What could have been a simple B-movie is instead turned into a glorious satire filled with hilarious over the top propaganda and rhetoric. The forces of the United Citizen Federation are so bombastic in their tone, the fascist state has more than a whiff of Nazism about them.
I love the way Verhoeven uses the news as his mouthpiece for his social commentary. He does this so excellently. He has always had a penchant for having cut away news segments in his movies, utilizing them to maximum effect. Just like in Robocop, Verhoeven fills in the gaps in the narrative by having these news reports tell us more about the worlds that these characters call home.
Don’t get me wrong this isn’t just a political satire, it is also an outlandish action movie in the best possible way. There is nothing better than watching a bunch of amped-up mobile infantrymen and women running full steam ahead into the waiting hordes of giant insects. The set pieces are crazy and even though the budget wasn’t the biggest the special effects are still pretty decent.
Even though Starship Troopers came out over two decades ago now a lot of its messages still ring true in today’s society. It shows us that propaganda is dangerous. It shows us how the government’s influence on the media is detrimental to the flow of free and honest information. Verhoeven takes a political satire and coats it in a varnish of a battle-filled action movie. He uses the exterior to disguise the real meaning of this movie.
He sugarcoats the commentary with gunfights and giant bugs, managing to make this movie so much more than it should have been. Starship Troopers has a way higher I.Q than it lets on. It is a smart movie filled with excellent observations on society as a whole—none more accurate than the only good bug is a dead bug, but that is just a case of personal preference.
Starship Troopers is a throwback to the smart action movie. It wears many masks—successfully so might I add. It is a simple but also layered movie that does not fail to entertain. It is escapism with a hint of reality.
Even though we are now living in uncertain times one truth still remains constant. That truth is that Johnny Rico and his Roughnecks are always going to be there if we need them, well at least until they die or we can find someone better.
Once more I leave you with the questions: which movies would make your list and which do you think would have been a better representation of the genre?
What are you fine folks’ favorite five alien invasion movies, and what movies are on the horizon that you are all looking forward to?

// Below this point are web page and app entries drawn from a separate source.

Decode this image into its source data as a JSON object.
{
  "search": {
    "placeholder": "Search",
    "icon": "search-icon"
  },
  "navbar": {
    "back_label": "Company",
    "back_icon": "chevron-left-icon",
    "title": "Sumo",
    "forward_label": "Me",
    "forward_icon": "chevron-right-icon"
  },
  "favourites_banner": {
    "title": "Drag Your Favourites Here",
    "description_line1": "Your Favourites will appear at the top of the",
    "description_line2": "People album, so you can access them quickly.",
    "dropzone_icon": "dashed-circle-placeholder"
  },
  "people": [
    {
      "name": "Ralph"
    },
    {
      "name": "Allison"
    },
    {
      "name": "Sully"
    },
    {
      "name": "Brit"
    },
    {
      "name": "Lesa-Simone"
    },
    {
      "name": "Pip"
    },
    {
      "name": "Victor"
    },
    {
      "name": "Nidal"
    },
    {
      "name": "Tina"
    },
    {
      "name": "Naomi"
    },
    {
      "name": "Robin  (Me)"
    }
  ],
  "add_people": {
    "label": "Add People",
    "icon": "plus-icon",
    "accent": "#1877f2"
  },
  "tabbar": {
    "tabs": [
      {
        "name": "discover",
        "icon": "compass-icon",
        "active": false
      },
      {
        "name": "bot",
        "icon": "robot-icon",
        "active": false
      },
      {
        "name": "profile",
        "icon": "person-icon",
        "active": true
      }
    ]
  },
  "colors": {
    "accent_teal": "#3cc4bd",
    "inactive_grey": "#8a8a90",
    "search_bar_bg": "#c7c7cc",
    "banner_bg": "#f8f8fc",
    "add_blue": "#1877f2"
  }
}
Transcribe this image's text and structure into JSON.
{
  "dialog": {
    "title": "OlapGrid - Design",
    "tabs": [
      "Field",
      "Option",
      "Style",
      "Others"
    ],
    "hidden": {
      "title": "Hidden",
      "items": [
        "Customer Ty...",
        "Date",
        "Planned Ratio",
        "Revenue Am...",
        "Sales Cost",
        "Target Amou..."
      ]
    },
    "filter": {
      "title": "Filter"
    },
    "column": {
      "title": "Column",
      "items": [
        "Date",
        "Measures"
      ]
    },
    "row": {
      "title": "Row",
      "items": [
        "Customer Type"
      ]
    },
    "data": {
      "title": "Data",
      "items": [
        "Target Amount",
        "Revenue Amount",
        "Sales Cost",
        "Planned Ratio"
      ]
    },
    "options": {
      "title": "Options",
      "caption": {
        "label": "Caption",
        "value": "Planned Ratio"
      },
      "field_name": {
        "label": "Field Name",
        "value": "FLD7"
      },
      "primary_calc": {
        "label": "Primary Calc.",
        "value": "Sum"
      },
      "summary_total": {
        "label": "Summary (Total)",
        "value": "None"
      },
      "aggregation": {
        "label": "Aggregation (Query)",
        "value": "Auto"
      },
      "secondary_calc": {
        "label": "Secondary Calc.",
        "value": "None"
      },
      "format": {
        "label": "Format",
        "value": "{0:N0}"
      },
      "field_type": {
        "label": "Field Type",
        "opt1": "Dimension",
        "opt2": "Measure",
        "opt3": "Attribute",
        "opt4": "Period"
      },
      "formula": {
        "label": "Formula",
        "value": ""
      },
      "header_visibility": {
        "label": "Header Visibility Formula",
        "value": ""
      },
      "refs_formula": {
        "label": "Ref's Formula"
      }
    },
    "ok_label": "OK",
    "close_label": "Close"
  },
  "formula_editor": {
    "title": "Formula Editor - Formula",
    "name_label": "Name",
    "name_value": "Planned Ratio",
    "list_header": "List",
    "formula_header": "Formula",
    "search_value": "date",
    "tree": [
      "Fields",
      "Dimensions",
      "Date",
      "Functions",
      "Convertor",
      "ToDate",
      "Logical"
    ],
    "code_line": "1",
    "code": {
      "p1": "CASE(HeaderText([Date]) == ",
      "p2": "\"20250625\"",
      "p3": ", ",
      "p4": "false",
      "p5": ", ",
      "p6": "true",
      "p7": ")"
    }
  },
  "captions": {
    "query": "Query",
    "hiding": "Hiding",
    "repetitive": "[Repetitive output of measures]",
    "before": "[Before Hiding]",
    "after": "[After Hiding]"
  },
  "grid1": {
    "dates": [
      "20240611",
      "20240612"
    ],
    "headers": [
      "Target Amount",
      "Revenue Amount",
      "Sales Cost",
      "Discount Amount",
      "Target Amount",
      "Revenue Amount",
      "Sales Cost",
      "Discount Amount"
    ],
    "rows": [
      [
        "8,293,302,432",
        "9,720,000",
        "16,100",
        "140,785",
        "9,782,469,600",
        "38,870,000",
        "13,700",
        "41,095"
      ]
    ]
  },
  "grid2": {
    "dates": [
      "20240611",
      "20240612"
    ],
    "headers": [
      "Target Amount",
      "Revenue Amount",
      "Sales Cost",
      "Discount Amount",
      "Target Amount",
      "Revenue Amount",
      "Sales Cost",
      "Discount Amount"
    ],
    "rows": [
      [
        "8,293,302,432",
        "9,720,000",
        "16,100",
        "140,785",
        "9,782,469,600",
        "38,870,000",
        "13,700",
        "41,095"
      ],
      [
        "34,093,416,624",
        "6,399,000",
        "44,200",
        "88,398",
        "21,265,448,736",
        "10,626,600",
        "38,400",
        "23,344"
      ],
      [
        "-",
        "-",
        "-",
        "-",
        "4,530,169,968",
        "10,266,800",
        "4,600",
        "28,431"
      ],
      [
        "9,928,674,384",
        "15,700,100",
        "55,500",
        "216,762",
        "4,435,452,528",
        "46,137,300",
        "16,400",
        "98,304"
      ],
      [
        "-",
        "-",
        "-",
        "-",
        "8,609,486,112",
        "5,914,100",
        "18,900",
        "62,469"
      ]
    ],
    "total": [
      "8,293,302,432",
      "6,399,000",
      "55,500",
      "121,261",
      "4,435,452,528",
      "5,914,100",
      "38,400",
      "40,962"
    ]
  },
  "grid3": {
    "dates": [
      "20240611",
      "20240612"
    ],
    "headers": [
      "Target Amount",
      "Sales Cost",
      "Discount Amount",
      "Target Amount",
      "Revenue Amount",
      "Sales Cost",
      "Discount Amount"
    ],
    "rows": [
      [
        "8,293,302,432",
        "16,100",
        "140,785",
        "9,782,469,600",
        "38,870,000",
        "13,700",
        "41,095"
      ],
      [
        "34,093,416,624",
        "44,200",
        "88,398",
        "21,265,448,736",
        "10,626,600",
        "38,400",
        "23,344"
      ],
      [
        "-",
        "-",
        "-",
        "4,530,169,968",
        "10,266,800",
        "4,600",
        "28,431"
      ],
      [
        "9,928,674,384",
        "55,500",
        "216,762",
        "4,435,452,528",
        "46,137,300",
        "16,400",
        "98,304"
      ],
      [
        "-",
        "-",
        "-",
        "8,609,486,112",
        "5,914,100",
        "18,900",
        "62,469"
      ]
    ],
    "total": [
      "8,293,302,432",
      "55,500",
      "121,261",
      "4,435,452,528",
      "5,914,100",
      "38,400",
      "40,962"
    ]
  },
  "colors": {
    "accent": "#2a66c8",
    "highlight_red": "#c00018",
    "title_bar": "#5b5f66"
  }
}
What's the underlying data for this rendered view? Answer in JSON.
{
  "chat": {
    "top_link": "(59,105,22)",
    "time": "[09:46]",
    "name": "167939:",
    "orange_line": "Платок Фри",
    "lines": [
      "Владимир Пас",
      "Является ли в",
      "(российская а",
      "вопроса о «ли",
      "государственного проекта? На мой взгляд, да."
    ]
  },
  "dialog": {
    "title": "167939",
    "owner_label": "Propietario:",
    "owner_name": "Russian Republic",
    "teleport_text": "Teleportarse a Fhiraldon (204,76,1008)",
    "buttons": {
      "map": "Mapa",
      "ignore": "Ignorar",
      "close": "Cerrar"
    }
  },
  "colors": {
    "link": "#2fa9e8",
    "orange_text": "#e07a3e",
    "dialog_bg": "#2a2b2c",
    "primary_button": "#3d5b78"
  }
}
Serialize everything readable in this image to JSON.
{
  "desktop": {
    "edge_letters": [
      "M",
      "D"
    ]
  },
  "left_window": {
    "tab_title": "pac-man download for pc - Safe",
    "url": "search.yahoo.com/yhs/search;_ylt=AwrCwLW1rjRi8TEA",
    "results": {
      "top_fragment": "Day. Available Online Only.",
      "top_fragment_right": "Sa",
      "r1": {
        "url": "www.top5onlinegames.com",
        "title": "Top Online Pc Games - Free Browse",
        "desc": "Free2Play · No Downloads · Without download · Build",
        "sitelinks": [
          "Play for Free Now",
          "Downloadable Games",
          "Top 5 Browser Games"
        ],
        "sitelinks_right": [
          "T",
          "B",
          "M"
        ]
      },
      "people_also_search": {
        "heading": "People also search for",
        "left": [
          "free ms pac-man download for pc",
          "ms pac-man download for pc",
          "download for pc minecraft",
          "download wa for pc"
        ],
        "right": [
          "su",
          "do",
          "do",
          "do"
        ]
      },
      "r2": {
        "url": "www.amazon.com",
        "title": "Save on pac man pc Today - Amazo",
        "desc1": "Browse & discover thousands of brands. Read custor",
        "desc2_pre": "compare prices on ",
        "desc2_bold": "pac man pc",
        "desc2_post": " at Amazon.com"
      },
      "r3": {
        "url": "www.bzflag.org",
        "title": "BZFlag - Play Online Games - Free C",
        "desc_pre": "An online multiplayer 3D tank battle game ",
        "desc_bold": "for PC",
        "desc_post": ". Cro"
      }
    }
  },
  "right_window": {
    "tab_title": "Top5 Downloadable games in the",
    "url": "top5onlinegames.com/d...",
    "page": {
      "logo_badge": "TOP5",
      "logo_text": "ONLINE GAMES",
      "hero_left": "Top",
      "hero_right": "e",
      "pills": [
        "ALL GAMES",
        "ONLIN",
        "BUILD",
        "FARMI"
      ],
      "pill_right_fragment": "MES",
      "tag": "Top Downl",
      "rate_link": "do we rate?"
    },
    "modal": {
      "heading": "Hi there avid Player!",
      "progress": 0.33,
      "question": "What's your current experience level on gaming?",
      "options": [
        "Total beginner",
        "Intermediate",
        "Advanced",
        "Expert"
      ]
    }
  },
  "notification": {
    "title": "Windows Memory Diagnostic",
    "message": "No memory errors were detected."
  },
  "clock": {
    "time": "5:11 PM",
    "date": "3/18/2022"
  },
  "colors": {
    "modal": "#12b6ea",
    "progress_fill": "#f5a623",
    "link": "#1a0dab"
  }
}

I look forward to reading your comments and hope that you all can help me find some movies I have never heard of. The problem with being a movie hound is your find yourself running out of things to watch.
So to paraphrase Elmo from I Love You Man, I want everything you got, everything you got.